Walt Scacchi is discovering when, how, and why open source software development (OSSD) works and whether it truly is a frontier for innovation.
PRESENT POSITION: Senior Research Scientist & Research Faculty member, Institute for Software Research, Univ. of CA, Irvine
DEGREES: B.A. in Mathematics, and B.S. in Computer Science, California State University, Fullerton; Ph.D. in Information and Computer Science, Univ. of CA, Irvine
HOW YOU DESCRIBE YOUR RESEARCH WHEN AT COCKTAIL PARTIES: I'm trying to understand how complex software systems can be developed by like-minded people as free and open source software, but outside of corporate development.
HOW IS OSSD DIFFERENT FROM TRADITIONAL SOFTWARE DEVELOPMENT? OSSD uses continuous design; you get what you can up and running today to get feedback on how to adapt immediately.
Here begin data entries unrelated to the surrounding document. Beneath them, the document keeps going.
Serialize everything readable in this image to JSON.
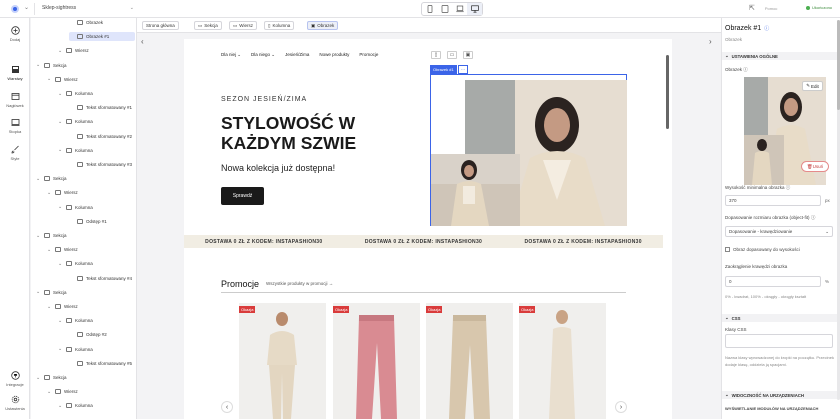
{
  "topbar": {
    "store_name": "Sklep-sightress",
    "status": "Ukończono",
    "icon_hint": "Pomoc"
  },
  "leftnav": [
    {
      "label": "Dodaj",
      "icon": "plus-circle-icon"
    },
    {
      "label": "Warstwy",
      "icon": "layers-icon"
    },
    {
      "label": "Nagłówek",
      "icon": "header-icon"
    },
    {
      "label": "Stopka",
      "icon": "footer-icon"
    },
    {
      "label": "Style",
      "icon": "brush-icon"
    },
    {
      "label": "Integracje",
      "icon": "plug-icon"
    },
    {
      "label": "Ustawienia",
      "icon": "gear-icon"
    }
  ],
  "tree": [
    {
      "label": "Obrazek",
      "indent": 3,
      "sel": false
    },
    {
      "label": "Obrazek #1",
      "indent": 3,
      "sel": true
    },
    {
      "label": "Wiersz",
      "indent": 2,
      "sel": false
    },
    {
      "label": "Sekcja",
      "indent": 0,
      "sel": false
    },
    {
      "label": "Wiersz",
      "indent": 1,
      "sel": false
    },
    {
      "label": "Kolumna",
      "indent": 2,
      "sel": false
    },
    {
      "label": "Tekst sformatowany #1",
      "indent": 3,
      "sel": false
    },
    {
      "label": "Kolumna",
      "indent": 2,
      "sel": false
    },
    {
      "label": "Tekst sformatowany #2",
      "indent": 3,
      "sel": false
    },
    {
      "label": "Kolumna",
      "indent": 2,
      "sel": false
    },
    {
      "label": "Tekst sformatowany #3",
      "indent": 3,
      "sel": false
    },
    {
      "label": "Sekcja",
      "indent": 0,
      "sel": false
    },
    {
      "label": "Wiersz",
      "indent": 1,
      "sel": false
    },
    {
      "label": "Kolumna",
      "indent": 2,
      "sel": false
    },
    {
      "label": "Odstęp #1",
      "indent": 3,
      "sel": false
    },
    {
      "label": "Sekcja",
      "indent": 0,
      "sel": false
    },
    {
      "label": "Wiersz",
      "indent": 1,
      "sel": false
    },
    {
      "label": "Kolumna",
      "indent": 2,
      "sel": false
    },
    {
      "label": "Tekst sformatowany #4",
      "indent": 3,
      "sel": false
    },
    {
      "label": "Sekcja",
      "indent": 0,
      "sel": false
    },
    {
      "label": "Wiersz",
      "indent": 1,
      "sel": false
    },
    {
      "label": "Kolumna",
      "indent": 2,
      "sel": false
    },
    {
      "label": "Odstęp #2",
      "indent": 3,
      "sel": false
    },
    {
      "label": "Kolumna",
      "indent": 2,
      "sel": false
    },
    {
      "label": "Tekst sformatowany #5",
      "indent": 3,
      "sel": false
    },
    {
      "label": "Sekcja",
      "indent": 0,
      "sel": false
    },
    {
      "label": "Wiersz",
      "indent": 1,
      "sel": false
    },
    {
      "label": "Kolumna",
      "indent": 2,
      "sel": false
    }
  ],
  "breadcrumbs": [
    "Strona główna",
    "Sekcja",
    "Wiersz",
    "Kolumna",
    "Obrazek"
  ],
  "site": {
    "nav": [
      "Dla niej ⌄",
      "Dla niego ⌄",
      "Jesień/Zima",
      "Nowe produkty",
      "Promocje"
    ],
    "hero_sub": "SEZON JESIEŃ/ZIMA",
    "hero_title": "STYLOWOŚĆ W KAŻDYM SZWIE",
    "hero_new": "Nowa kolekcja już dostępna!",
    "hero_btn": "Sprawdź",
    "selected_tag": "Obrazek #1",
    "ticker": [
      "DOSTAWA 0 ZŁ Z KODEM: INSTAPASHION30",
      "DOSTAWA 0 ZŁ Z KODEM: INSTAPASHION30",
      "DOSTAWA 0 ZŁ Z KODEM: INSTAPASHION30"
    ],
    "promo_heading": "Promocje",
    "promo_link": "Wszystkie produkty w promocji →",
    "sale_badge": "Okazja"
  },
  "panel": {
    "title": "Obrazek #1",
    "subtitle": "Obrazek",
    "section_basic": "USTAWIENIA OGÓLNE",
    "image_label": "Obrazek",
    "edit": "Edit",
    "delete": "Usuń",
    "width_label": "Wysokość minimalna obrazka",
    "width_value": "370",
    "width_unit": "px",
    "fit_label": "Dopasowanie rozmiaru obrazka (object-fit)",
    "fit_value": "Dopasowanie - krawędziowanie",
    "check_label": "Obraz dopasowany do wysokości",
    "opacity_label": "Zaokrąglenie krawędzi obrazka",
    "opacity_value": "0",
    "opacity_unit": "%",
    "opacity_note": "0% - kwadrat, 100% - okrągły - okrągły kształt",
    "section_css": "CSS",
    "css_label": "Klasy CSS",
    "css_note": "Nazwa klasy wprowadzonej do kropki na początku. Przecinek dodaje klasę, oddziela ją spacjami.",
    "section_mobile": "WIDOCZNOŚĆ NA URZĄDZENIACH",
    "mobile_label": "WYŚWIETLANIE MODUŁÓW NA URZĄDZENIACH"
  }
}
With traditional software development, there's a logical progression of problem analysis, solution, and delivery to the customer.
WHAT ARE SOME SUCCESSFUL OSS SYSTEMS TODAY? The Internet, with its open HTML source code. Also, the Linux Kernel, which contains about 50 million lines of source code and has an estimated development cost/value in the multi-billion dollar range.
WHAT ARE THE LIMITS OF OSSD? Most projects fail because there's no actual software involved...it's conceptual until someone takes the idea and builds the software.
WHAT ARE THE BENEFITS OF OSSD? Being able to give software away for free is a mar-keting strategy for companies, especially if they're trying to make a compelling argument to include a particular tool in the retail software package. As for the general public, studies suggest that three out of four software development efforts fail to deliver a viable system. So any new method for developing software-like OSSD, which has hundreds of thousands of participants-merits some attention.
To access SourceForge's repository of OSS applications, go to http://rbi.ims.ca/3844-606
To view projects and publications on OSS from UC, Irvine, go to http://rbi.ims.ca/3844-607
For an index of open source licenses, go to http://rbi.ims.ca/3844-608
Contact Scacchi at [email protected]